Switch to: References

Add citations

You must login to add citations.
  1. Anti-Theism and the Problem of Divine Hiddenness.Travis Dumsday - 2016 - Sophia 55 (2):179-195.
    While most discussions in natural theology focus on the existence and nature of God, recently the axiological implications of theism have been taken up by such authors as Kahane, Kraay and Dragos, Davis, McLean, Penner and Lougheed, and Penner. Rather than asking whether God exists, they ask whether God’s existence would be a good thing or a bad thing. That general question breaks down into more precise sub-questions, with a wide variety of possible positions resulting.
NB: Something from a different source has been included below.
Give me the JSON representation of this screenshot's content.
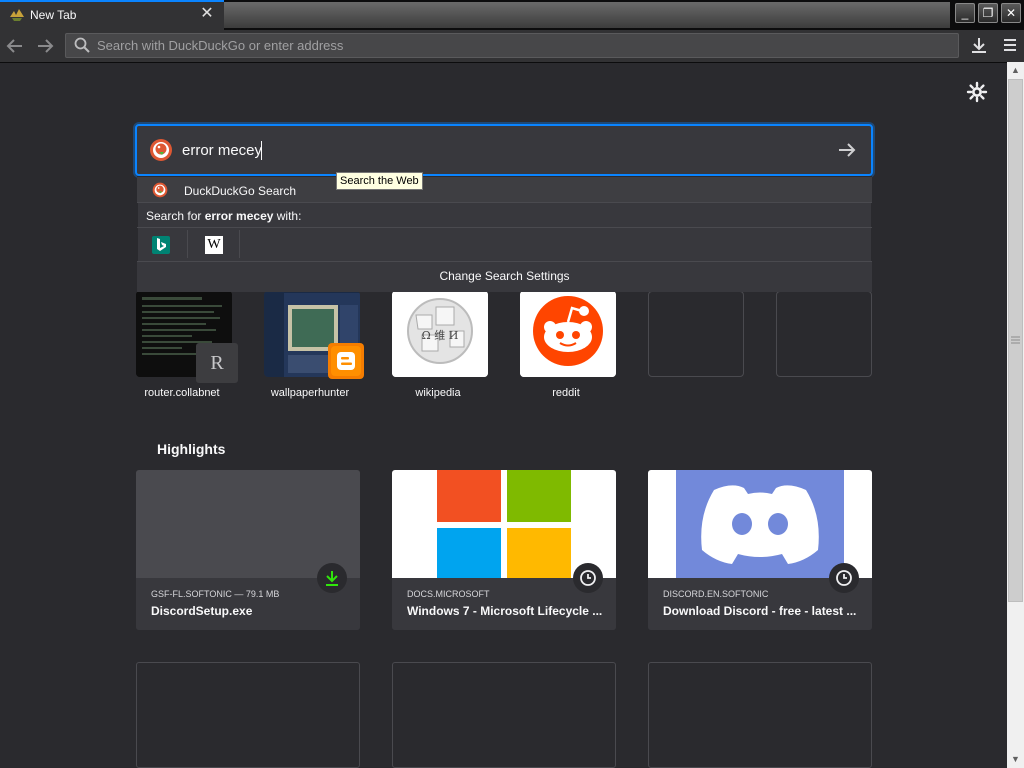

Here, I argue that one (...)
    Download  
     
    Export citation  
     
    Bookmark   1 citation  
  • Divine Hiddenness in the Christian Tradition.Edgar Danielyan - manuscript
    A critique of J. L. Schellenberg's argument from Divine Hiddenness: Schellenberg's conclusion that since apparently there are 'capable inculpable non-believers in God' the cognitive problem of divine hiddenness is actually an argument for the non-existence of God. Schellenberg's conclusion seems at least partly based on his misunderstanding or disregard of significant aspects of the Judeo-Christian tradition and certain assumptions, especially regarding nature of religious belief as well as primacy and instrumentality of reason. I suggest that given the kind of God (...)
    Download  
     
    Export citation  
     
    Bookmark  
  • Divine Hiddenness and the Opiate of the People.Travis Dumsday - 2014 - International Journal for Philosophy of Religion 76 (2):193-207.
    The problem of divine hiddenness has become one of the most prominent arguments for atheism in the current philosophy of religion literature. Schellenberg (Divine hiddenness and human reason 1993), one of the problem’s prominent advocates, holds that the only way to prevent completely the occurrence of nonresistant nonbelief would be for God to have granted all of us a constant awareness of Him (or at least a constant availability of such awareness) from the moment we achieved the age of reason. (...)
    Download  
     
    Export citation  
     
    Bookmark   4 citations  
  • God’s Awful Majesty Before Our Eyes: Kant’s Moral Justification for Divine Hiddenness.Tyler Paytas - 2017 - Kantian Review 22 (1):133-157.
    The problem of ‘divine hiddenness’ arises from the lack of an explanation for why an all-loving God would choose not to make his existence evident. I argue that Kant provides a compelling solution to this problem in an often overlooked passage located near the end of the second Critique. Kant’s suggestion is that God’s revealing himself would preclude the development of virtue because we would lose the experience of conflict between self-interest and the law. I provide a reconstruction and defence (...)
    Download  
     
    Export citation  
     
    Bookmark   1 citation  
  • Divine Hiddenness and the One Sheep.Travis Dumsday - 2016 - International Journal for Philosophy of Religion 79 (1):69-86.
    Next to the problem of evil, the problem of divine hiddenness has become the most prominent argument for atheism in the current literature. The basic idea is that if God really existed, He would make sure that anyone able and willing to engage in relationship with Him would have a rationally indubitable belief in Him at all times. But as a matter of fact we see that the world includes nonresistant nonbelievers. Therefore God doesn’t exist. Here I propose a reply (...)
    Download  
     
    Export citation  
     
    Bookmark   2 citations